The mystery behind our lovely dreams
Melbourne: Scientists may have finally uncovered why we dream - it could be a crucial tool for sorting and filing information and discarding mental trash, says an Australian researcher.
"One theory is that it`s a way of allowing your brain to recover and consolidate all the memories and activities of the previous day, like filing time," The Daily Telegraph quoted Prof Drew Dawson from the Centre For Sleep Research at the University of South Australia, as saying.
He added: "If we give someone a complex new task to learn and we let them sleep but don`t let them dream, they`re almost as bad the next day as if they didn`t sleep at all."
Many people mistakenly believe "dream sleep", or rapid eye movement (REM) sleep, is the deepest stage of sleep.
According to Prof Dawson, humans were more deeply asleep prior to dreams.
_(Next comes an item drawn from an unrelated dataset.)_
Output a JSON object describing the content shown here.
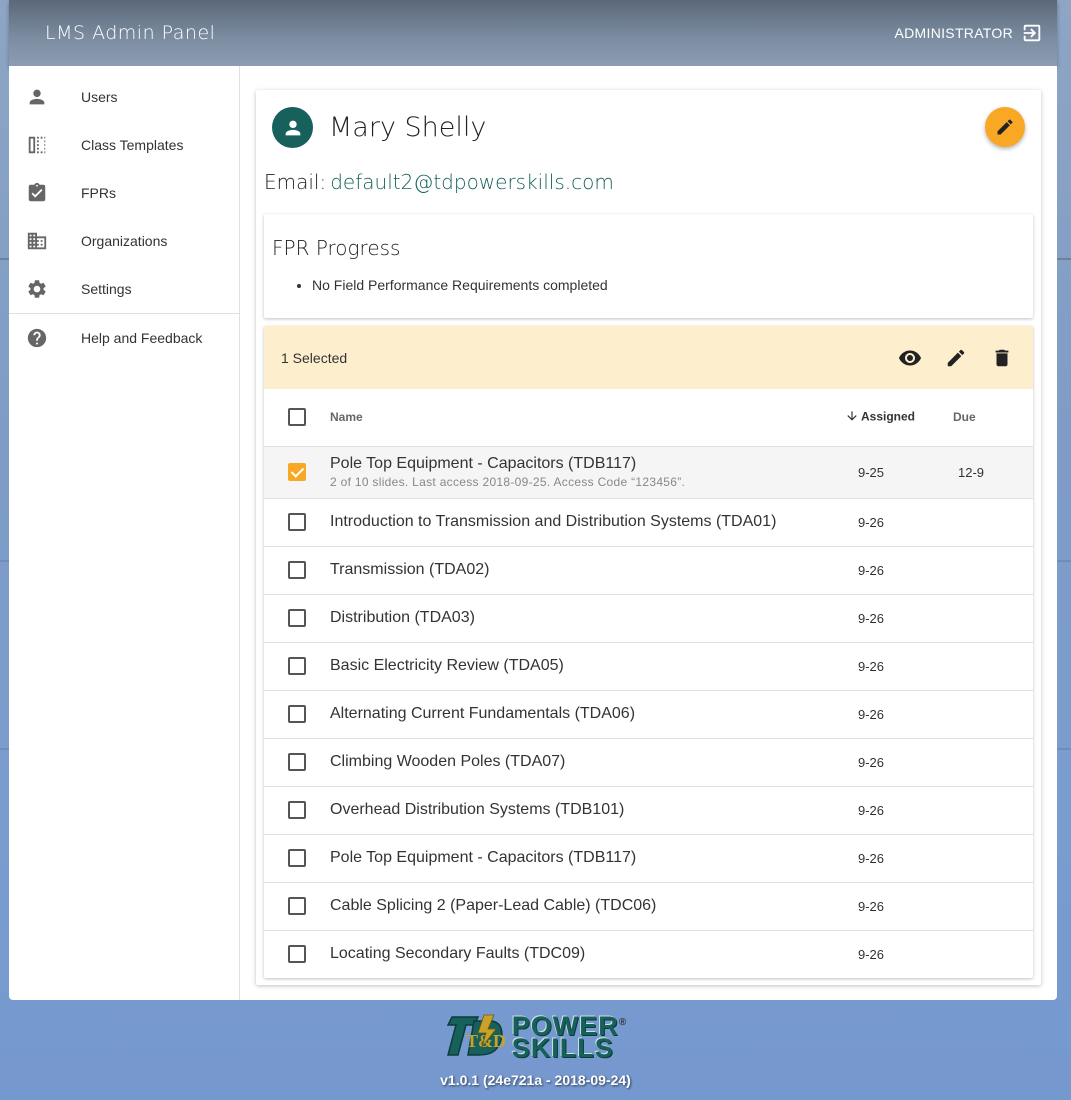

The average sleeper went through several sleep cycles a night, each lasting about two hours and finishing with REM.
Prof Dawson said: "Your brainwaves while you`re dreaming actually look very similar to your brainwaves when you are awake."
This has led some scientists to theorise that dreaming is an evolutionary survival mechanism, which helps keep our brain alert.
Prof Dawson said: "It might prevent you getting so deeply asleep that you would be vulnerable if you needed to wake up quickly."
Brainwave tests on animals demonstrate all mammals dream, however, whether dogs and cats and other species actually have visual dreams is impossible to know.
Prof Dawson said: "It`s reasonable to think they probably do, but we don`t know for sure."
Sleep and fatigue expert Dr Stuart Baulk believes humans were essentially paralysed when they entered dream sleep, with muscle tone changing to prevent the body moving around.
Occasionally, some people experienced "sleep paralysis", where they woke and were fully conscious but still paralysed and seeing dreamlike images.
Dr Baulk said: "Although you see the room around you like normal, you might still get the images from a dream."